EXTRACTED MATERIAL –
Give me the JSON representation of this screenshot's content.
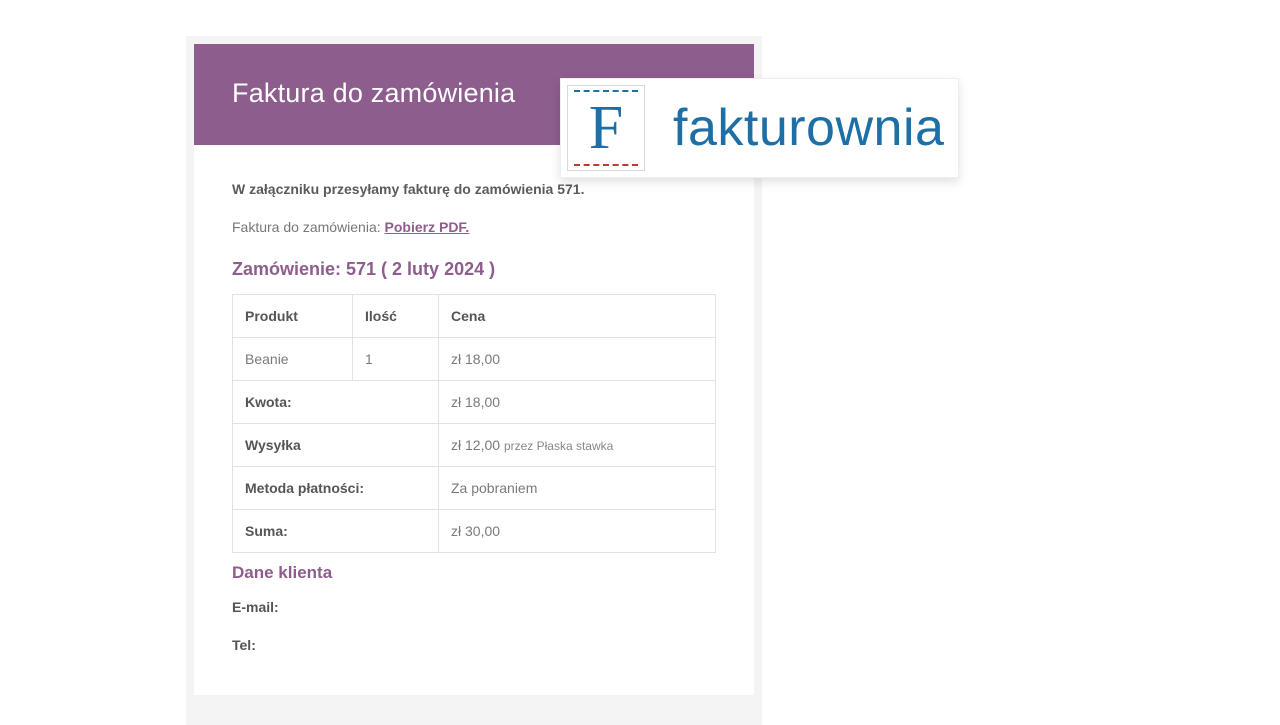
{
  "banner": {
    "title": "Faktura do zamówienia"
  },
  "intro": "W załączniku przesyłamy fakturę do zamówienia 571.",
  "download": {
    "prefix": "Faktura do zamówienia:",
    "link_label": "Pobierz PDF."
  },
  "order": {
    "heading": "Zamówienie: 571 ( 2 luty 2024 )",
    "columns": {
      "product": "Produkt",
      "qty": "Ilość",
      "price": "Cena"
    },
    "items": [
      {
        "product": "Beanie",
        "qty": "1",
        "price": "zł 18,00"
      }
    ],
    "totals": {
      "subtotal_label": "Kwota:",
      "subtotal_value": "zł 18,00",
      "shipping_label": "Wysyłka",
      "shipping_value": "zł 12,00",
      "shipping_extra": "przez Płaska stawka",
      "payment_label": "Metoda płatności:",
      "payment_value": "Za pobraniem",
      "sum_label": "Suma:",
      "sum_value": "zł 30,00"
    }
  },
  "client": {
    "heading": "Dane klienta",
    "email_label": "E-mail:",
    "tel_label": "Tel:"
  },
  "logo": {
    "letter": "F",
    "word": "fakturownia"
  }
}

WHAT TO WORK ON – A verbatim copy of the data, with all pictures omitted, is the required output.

ANSWER BOX –
Give me the JSON representation of this screenshot's content.
{
  "banner": {
    "title": "Faktura do zamówienia"
  },
  "intro": "W załączniku przesyłamy fakturę do zamówienia 571.",
  "download": {
    "prefix": "Faktura do zamówienia:",
    "link_label": "Pobierz PDF."
  },
  "order": {
    "heading": "Zamówienie: 571 ( 2 luty 2024 )",
    "columns": {
      "product": "Produkt",
      "qty": "Ilość",
      "price": "Cena"
    },
    "items": [
      {
        "product": "Beanie",
        "qty": "1",
        "price": "zł 18,00"
      }
    ],
    "totals": {
      "subtotal_label": "Kwota:",
      "subtotal_value": "zł 18,00",
      "shipping_label": "Wysyłka",
      "shipping_value": "zł 12,00",
      "shipping_extra": "przez Płaska stawka",
      "payment_label": "Metoda płatności:",
      "payment_value": "Za pobraniem",
      "sum_label": "Suma:",
      "sum_value": "zł 30,00"
    }
  },
  "client": {
    "heading": "Dane klienta",
    "email_label": "E-mail:",
    "tel_label": "Tel:"
  },
  "logo": {
    "letter": "F",
    "word": "fakturownia"
  }
}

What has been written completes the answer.